* [Task goal]:
Return the records word for word. Any pictures in them are not part of the copy.
*** Source data ***
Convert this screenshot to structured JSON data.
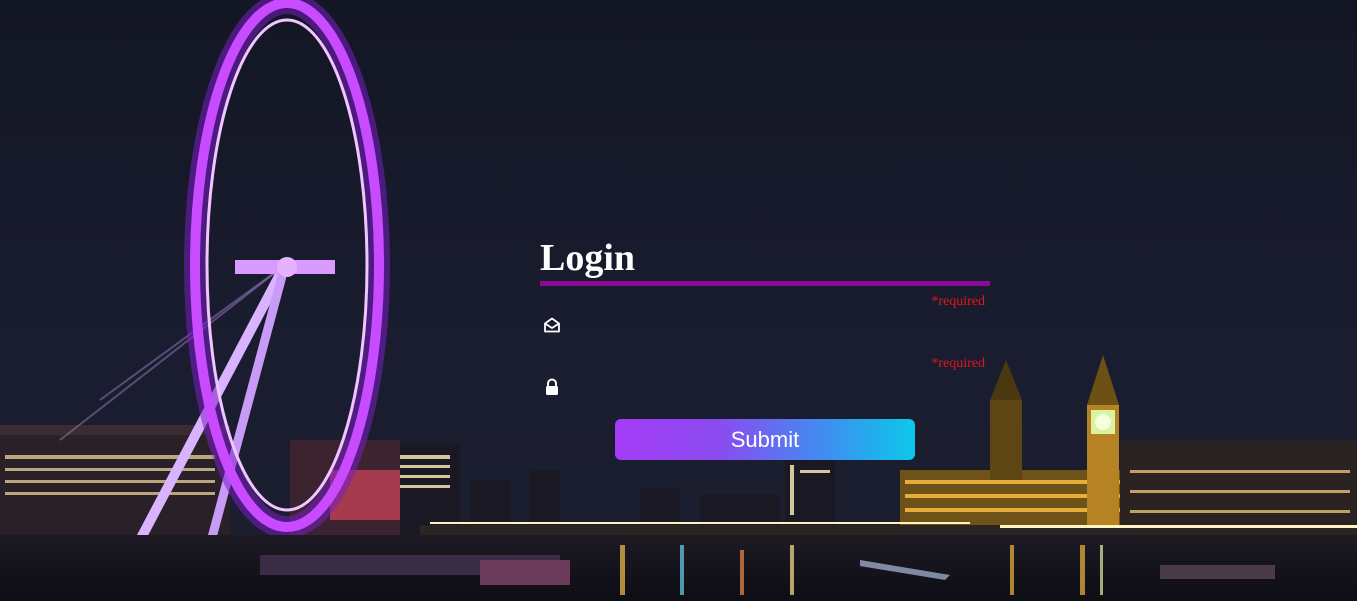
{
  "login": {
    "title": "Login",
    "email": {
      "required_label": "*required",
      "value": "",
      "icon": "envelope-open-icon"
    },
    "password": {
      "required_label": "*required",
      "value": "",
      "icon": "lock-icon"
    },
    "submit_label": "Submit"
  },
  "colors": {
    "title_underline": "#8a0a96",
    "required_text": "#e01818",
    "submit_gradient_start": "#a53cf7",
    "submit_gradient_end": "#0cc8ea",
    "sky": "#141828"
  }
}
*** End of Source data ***
* [Solution to the problem]:
Convert this screenshot to structured JSON data.
{
  "login": {
    "title": "Login",
    "email": {
      "required_label": "*required",
      "value": "",
      "icon": "envelope-open-icon"
    },
    "password": {
      "required_label": "*required",
      "value": "",
      "icon": "lock-icon"
    },
    "submit_label": "Submit"
  },
  "colors": {
    "title_underline": "#8a0a96",
    "required_text": "#e01818",
    "submit_gradient_start": "#a53cf7",
    "submit_gradient_end": "#0cc8ea",
    "sky": "#141828"
  }
}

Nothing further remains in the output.